EXERCISE DETAILS:
What lines below include the string "Number"? Pick them out and copy them.

[Web page and app entries]
_____

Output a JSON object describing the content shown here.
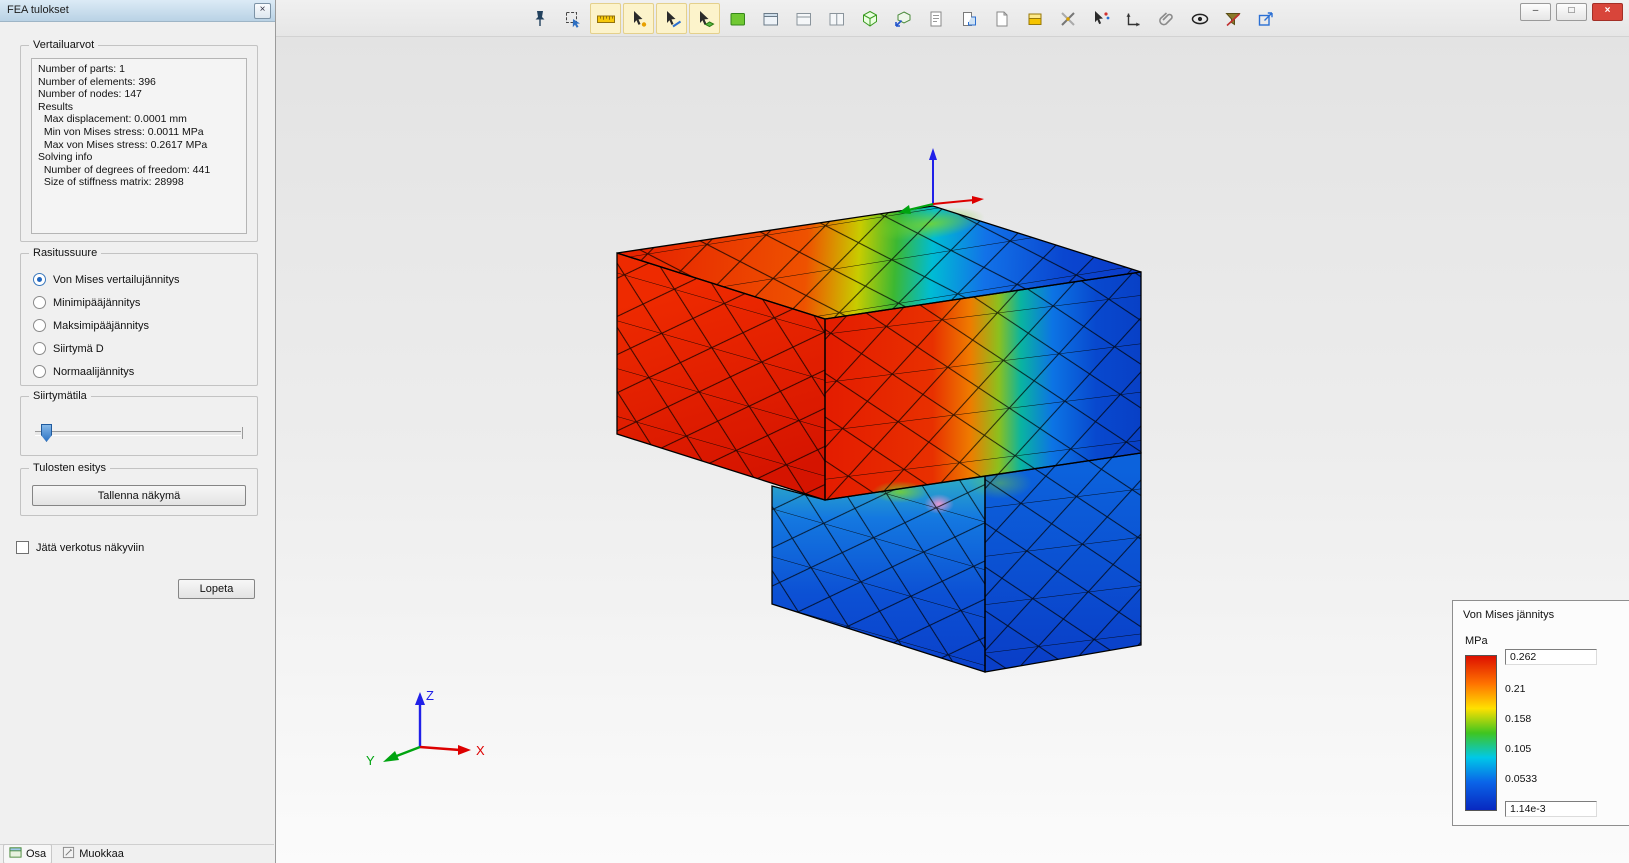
{
  "window": {
    "controls": {
      "minimize": "–",
      "maximize": "□",
      "close": "×"
    }
  },
  "toolbar": {
    "icons": [
      {
        "name": "pin-icon",
        "highlighted": false
      },
      {
        "name": "zoom-select-icon",
        "highlighted": false
      },
      {
        "name": "ruler-icon",
        "highlighted": true
      },
      {
        "name": "snap-point-icon",
        "highlighted": true
      },
      {
        "name": "snap-edge-icon",
        "highlighted": true
      },
      {
        "name": "snap-face-icon",
        "highlighted": true
      },
      {
        "name": "view-shaded-icon",
        "highlighted": false
      },
      {
        "name": "view-pane1-icon",
        "highlighted": false
      },
      {
        "name": "view-pane2-icon",
        "highlighted": false
      },
      {
        "name": "view-pane3-icon",
        "highlighted": false
      },
      {
        "name": "view-iso-icon",
        "highlighted": false
      },
      {
        "name": "view-orient-icon",
        "highlighted": false
      },
      {
        "name": "notes-icon",
        "highlighted": false
      },
      {
        "name": "clipboard-icon",
        "highlighted": false
      },
      {
        "name": "sketch-icon",
        "highlighted": false
      },
      {
        "name": "layers-icon",
        "highlighted": false
      },
      {
        "name": "trim-icon",
        "highlighted": false
      },
      {
        "name": "pick-special-icon",
        "highlighted": false
      },
      {
        "name": "dimension-icon",
        "highlighted": false
      },
      {
        "name": "attach-icon",
        "highlighted": false
      },
      {
        "name": "visibility-icon",
        "highlighted": false
      },
      {
        "name": "filter-icon",
        "highlighted": false
      },
      {
        "name": "export-icon",
        "highlighted": false
      }
    ]
  },
  "panel": {
    "title": "FEA tulokset",
    "close_label": "×",
    "groups": {
      "vertailuarvot": {
        "label": "Vertailuarvot",
        "lines": [
          "Number of parts: 1",
          "Number of elements: 396",
          "Number of nodes: 147",
          "Results",
          "  Max displacement: 0.0001 mm",
          "  Min von Mises stress: 0.0011 MPa",
          "  Max von Mises stress: 0.2617 MPa",
          "Solving info",
          "  Number of degrees of freedom: 441",
          "  Size of stiffness matrix: 28998"
        ]
      },
      "rasitussuure": {
        "label": "Rasitussuure",
        "options": [
          {
            "label": "Von Mises vertailujännitys",
            "selected": true
          },
          {
            "label": "Minimipääjännitys",
            "selected": false
          },
          {
            "label": "Maksimipääjännitys",
            "selected": false
          },
          {
            "label": "Siirtymä D",
            "selected": false
          },
          {
            "label": "Normaalijännitys",
            "selected": false
          }
        ]
      },
      "siirtymatila": {
        "label": "Siirtymätila",
        "slider_position_percent": 3
      },
      "tulosten_esitys": {
        "label": "Tulosten esitys",
        "button": "Tallenna näkymä"
      }
    },
    "mesh_checkbox": {
      "label": "Jätä verkotus näkyviin",
      "checked": false
    },
    "lopeta_button": "Lopeta",
    "bottom_tabs": [
      {
        "label": "Osa",
        "icon": "osa-icon"
      },
      {
        "label": "Muokkaa",
        "icon": "muokkaa-icon"
      }
    ]
  },
  "viewport": {
    "axes": {
      "x": "X",
      "y": "Y",
      "z": "Z",
      "x_color": "#dd0000",
      "y_color": "#00a410",
      "z_color": "#2020e8"
    },
    "legend": {
      "title": "Von Mises jännitys",
      "unit": "MPa",
      "values": [
        "0.262",
        "0.21",
        "0.158",
        "0.105",
        "0.0533",
        "1.14e-3"
      ]
    }
  },
  "colors": {
    "stress_colormap": [
      "#dd1000",
      "#ff7300",
      "#ffe000",
      "#3fc520",
      "#00c8e8",
      "#0a64e8",
      "#0828c0"
    ],
    "panel_titlebar": "#c5d9ea",
    "close_button": "#d8453a"
  }
}
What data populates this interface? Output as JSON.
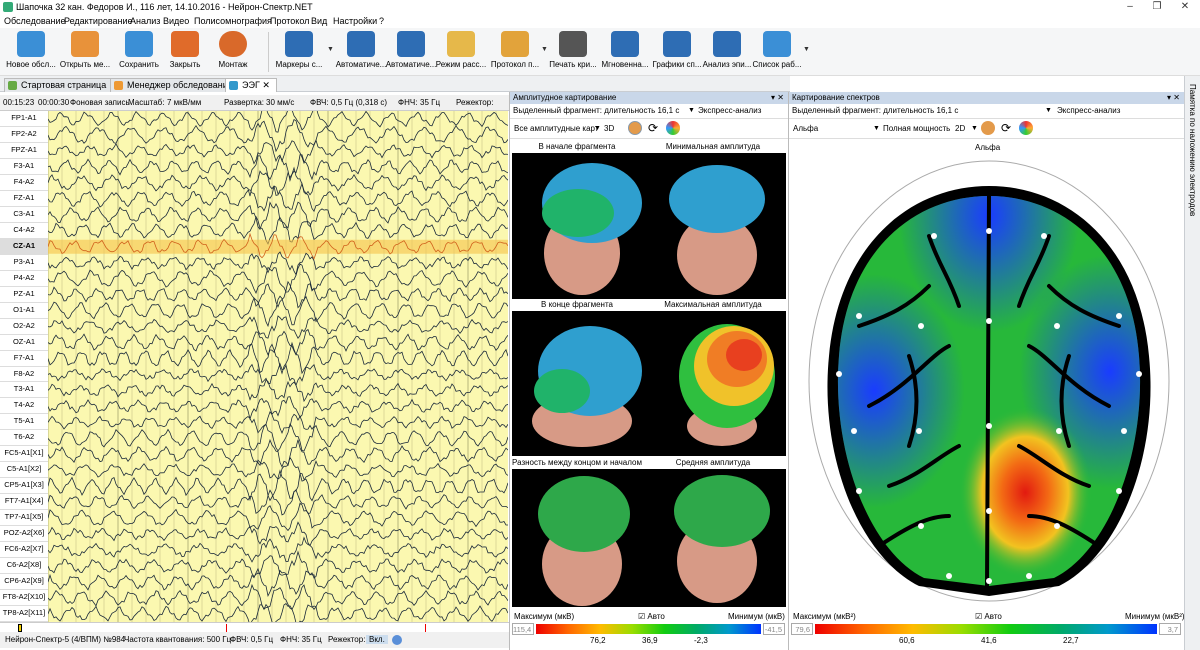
{
  "window": {
    "title": "Шапочка 32 кан. Федоров И., 116 лет, 14.10.2016 - Нейрон-Спектр.NET",
    "minimize": "–",
    "maximize": "❐",
    "close": "✕"
  },
  "menu": [
    "Обследование",
    "Редактирование",
    "Анализ",
    "Видео",
    "Полисомнография",
    "Протокол",
    "Вид",
    "Настройки",
    "?"
  ],
  "toolbar": [
    {
      "label": "Новое обсл...",
      "color": "#3b8fd6"
    },
    {
      "label": "Открыть ме...",
      "color": "#e8923a"
    },
    {
      "label": "Сохранить",
      "color": "#3b8fd6"
    },
    {
      "label": "Закрыть",
      "color": "#e06b2a"
    },
    {
      "label": "Монтаж",
      "color": "#d9692a"
    },
    {
      "label": "Маркеры с...",
      "color": "#2e6db4"
    },
    {
      "label": "Автоматиче...",
      "color": "#2e6db4"
    },
    {
      "label": "Автоматиче...",
      "color": "#2e6db4"
    },
    {
      "label": "Режим расс...",
      "color": "#e6b84a"
    },
    {
      "label": "Протокол п...",
      "color": "#e2a33b"
    },
    {
      "label": "Печать кри...",
      "color": "#555555"
    },
    {
      "label": "Мгновенна...",
      "color": "#2e6db4"
    },
    {
      "label": "Графики сп...",
      "color": "#2e6db4"
    },
    {
      "label": "Анализ эпи...",
      "color": "#2e6db4"
    },
    {
      "label": "Список раб...",
      "color": "#3b8fd6"
    }
  ],
  "tabs": [
    "Стартовая страница",
    "Менеджер обследований",
    "ЭЭГ"
  ],
  "eeg_toolbar": {
    "time": "00:15:23",
    "duration": "00:00:30",
    "mode": "Фоновая запись",
    "scale_label": "Масштаб:",
    "scale": "7 мкВ/мм",
    "sweep_label": "Развертка:",
    "sweep": "30 мм/с",
    "hpf_label": "ФВЧ:",
    "hpf": "0,5 Гц (0,318 с)",
    "lpf_label": "ФНЧ:",
    "lpf": "35 Гц",
    "notch_label": "Режектор:"
  },
  "channels": [
    "FP1-A1",
    "FP2-A2",
    "FPZ-A1",
    "F3-A1",
    "F4-A2",
    "FZ-A1",
    "C3-A1",
    "C4-A2",
    "CZ-A1",
    "P3-A1",
    "P4-A2",
    "PZ-A1",
    "O1-A1",
    "O2-A2",
    "OZ-A1",
    "F7-A1",
    "F8-A2",
    "T3-A1",
    "T4-A2",
    "T5-A1",
    "T6-A2",
    "FC5-A1[X1]",
    "C5-A1[X2]",
    "CP5-A1[X3]",
    "FT7-A1[X4]",
    "TP7-A1[X5]",
    "POZ-A2[X6]",
    "FC6-A2[X7]",
    "C6-A2[X8]",
    "CP6-A2[X9]",
    "FT8-A2[X10]",
    "TP8-A2[X11]"
  ],
  "selected_channel": "CZ-A1",
  "eeg_status": {
    "device": "Нейрон-Спектр-5 (4/ВПМ) №984",
    "sampling": "Частота квантования:  500 Гц",
    "hpf": "ФВЧ:  0,5 Гц",
    "lpf": "ФНЧ:  35 Гц",
    "notch": "Режектор:",
    "on": "Вкл."
  },
  "amp_panel": {
    "title": "Амплитудное картирование",
    "fragment": "Выделенный фрагмент: длительность 16,1 с",
    "express": "Экспресс-анализ",
    "maps_select": "Все амплитудные карт",
    "view_mode": "3D",
    "labels": [
      "В начале фрагмента",
      "Минимальная амплитуда",
      "В конце фрагмента",
      "Максимальная амплитуда",
      "Разность между концом и началом",
      "Средняя амплитуда"
    ],
    "max_label": "Максимум (мкВ)",
    "auto_label": "Авто",
    "min_label": "Минимум (мкВ)",
    "max_value": "115,4",
    "min_value": "-41,5",
    "ticks": [
      "76,2",
      "36,9",
      "-2,3"
    ]
  },
  "spec_panel": {
    "title": "Картирование спектров",
    "fragment": "Выделенный фрагмент: длительность 16,1 с",
    "express": "Экспресс-анализ",
    "band": "Альфа",
    "power": "Полная мощность",
    "view_mode": "2D",
    "map_title": "Альфа",
    "max_label": "Максимум (мкВ²)",
    "auto_label": "Авто",
    "min_label": "Минимум (мкВ²)",
    "max_value": "79,6",
    "min_value": "3,7",
    "ticks": [
      "60,6",
      "41,6",
      "22,7"
    ]
  },
  "sidebar_strip": "Памятка по наложению электродов",
  "colors": {
    "eeg_bg": "#fbf8b0",
    "selected_band": "#f7c34a",
    "header_blue": "#c9d7e9"
  }
}
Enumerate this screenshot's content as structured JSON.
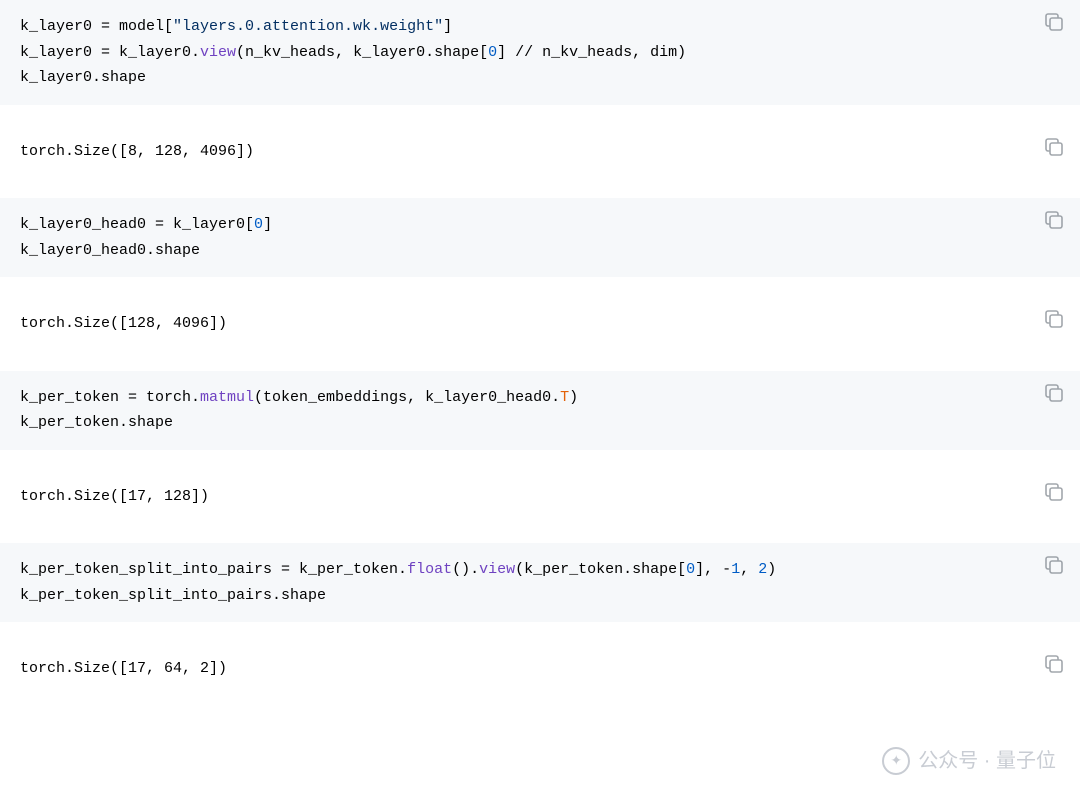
{
  "cells": [
    {
      "kind": "code",
      "tokens": [
        [
          {
            "t": "k_layer0 = model["
          },
          {
            "t": "\"layers.0.attention.wk.weight\"",
            "c": "tk-str"
          },
          {
            "t": "]"
          }
        ],
        [
          {
            "t": "k_layer0 = k_layer0."
          },
          {
            "t": "view",
            "c": "tk-fn"
          },
          {
            "t": "(n_kv_heads, k_layer0.shape["
          },
          {
            "t": "0",
            "c": "tk-num"
          },
          {
            "t": "] // n_kv_heads, dim)"
          }
        ],
        [
          {
            "t": "k_layer0.shape"
          }
        ]
      ]
    },
    {
      "kind": "output",
      "tokens": [
        [
          {
            "t": "torch.Size([8, 128, 4096])"
          }
        ]
      ]
    },
    {
      "kind": "code",
      "tokens": [
        [
          {
            "t": "k_layer0_head0 = k_layer0["
          },
          {
            "t": "0",
            "c": "tk-num"
          },
          {
            "t": "]"
          }
        ],
        [
          {
            "t": "k_layer0_head0.shape"
          }
        ]
      ]
    },
    {
      "kind": "output",
      "tokens": [
        [
          {
            "t": "torch.Size([128, 4096])"
          }
        ]
      ]
    },
    {
      "kind": "code",
      "tokens": [
        [
          {
            "t": "k_per_token = torch."
          },
          {
            "t": "matmul",
            "c": "tk-fn"
          },
          {
            "t": "(token_embeddings, k_layer0_head0."
          },
          {
            "t": "T",
            "c": "tk-attr"
          },
          {
            "t": ")"
          }
        ],
        [
          {
            "t": "k_per_token.shape"
          }
        ]
      ]
    },
    {
      "kind": "output",
      "tokens": [
        [
          {
            "t": "torch.Size([17, 128])"
          }
        ]
      ]
    },
    {
      "kind": "code",
      "tokens": [
        [
          {
            "t": "k_per_token_split_into_pairs = k_per_token."
          },
          {
            "t": "float",
            "c": "tk-fn"
          },
          {
            "t": "()."
          },
          {
            "t": "view",
            "c": "tk-fn"
          },
          {
            "t": "(k_per_token.shape["
          },
          {
            "t": "0",
            "c": "tk-num"
          },
          {
            "t": "], -"
          },
          {
            "t": "1",
            "c": "tk-num"
          },
          {
            "t": ", "
          },
          {
            "t": "2",
            "c": "tk-num"
          },
          {
            "t": ")"
          }
        ],
        [
          {
            "t": "k_per_token_split_into_pairs.shape"
          }
        ]
      ]
    },
    {
      "kind": "output",
      "tokens": [
        [
          {
            "t": "torch.Size([17, 64, 2])"
          }
        ]
      ]
    }
  ],
  "watermark": {
    "text": "公众号 · 量子位"
  }
}
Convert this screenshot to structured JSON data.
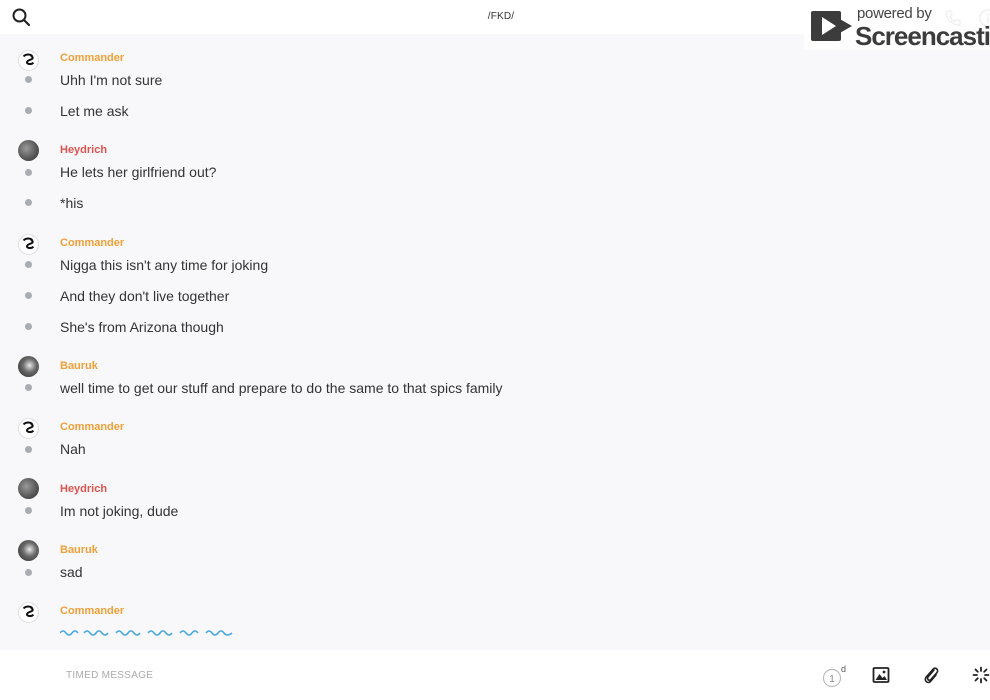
{
  "header": {
    "channel_title": "/FKD/",
    "search_icon": "search-icon",
    "phone_icon": "phone-icon",
    "info_icon": "info-icon"
  },
  "watermark": {
    "line1": "powered by",
    "line2": "Screencastify"
  },
  "messages": {
    "group0": {
      "sender": "Commander",
      "lines": [
        "Uhh I'm not sure",
        "Let me ask"
      ]
    },
    "group1": {
      "sender": "Heydrich",
      "lines": [
        "He lets her girlfriend out?",
        "*his"
      ]
    },
    "group2": {
      "sender": "Commander",
      "lines": [
        "Nigga this isn't any time for joking",
        "And they don't live together",
        "She's from Arizona though"
      ]
    },
    "group3": {
      "sender": "Bauruk",
      "lines": [
        "well time to get our stuff and prepare to do the same to that spics family"
      ]
    },
    "group4": {
      "sender": "Commander",
      "lines": [
        "Nah"
      ]
    },
    "group5": {
      "sender": "Heydrich",
      "lines": [
        "Im not joking, dude"
      ]
    },
    "group6": {
      "sender": "Bauruk",
      "lines": [
        "sad"
      ]
    },
    "group7": {
      "sender": "Commander",
      "lines": []
    }
  },
  "composer": {
    "placeholder": "TIMED MESSAGE",
    "timer_value": "1",
    "timer_unit": "d"
  },
  "colors": {
    "orange_sender": "#f0a038",
    "red_sender": "#e0534e",
    "typing_squiggle": "#4aa8e0",
    "background": "#f8f8fa"
  }
}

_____

SOLUTION TO THIS PROBLEM:
          "Number of parts: 1",
          "Number of elements: 396",
          "Number of nodes: 147",
          "  Number of degrees of freedom: 441",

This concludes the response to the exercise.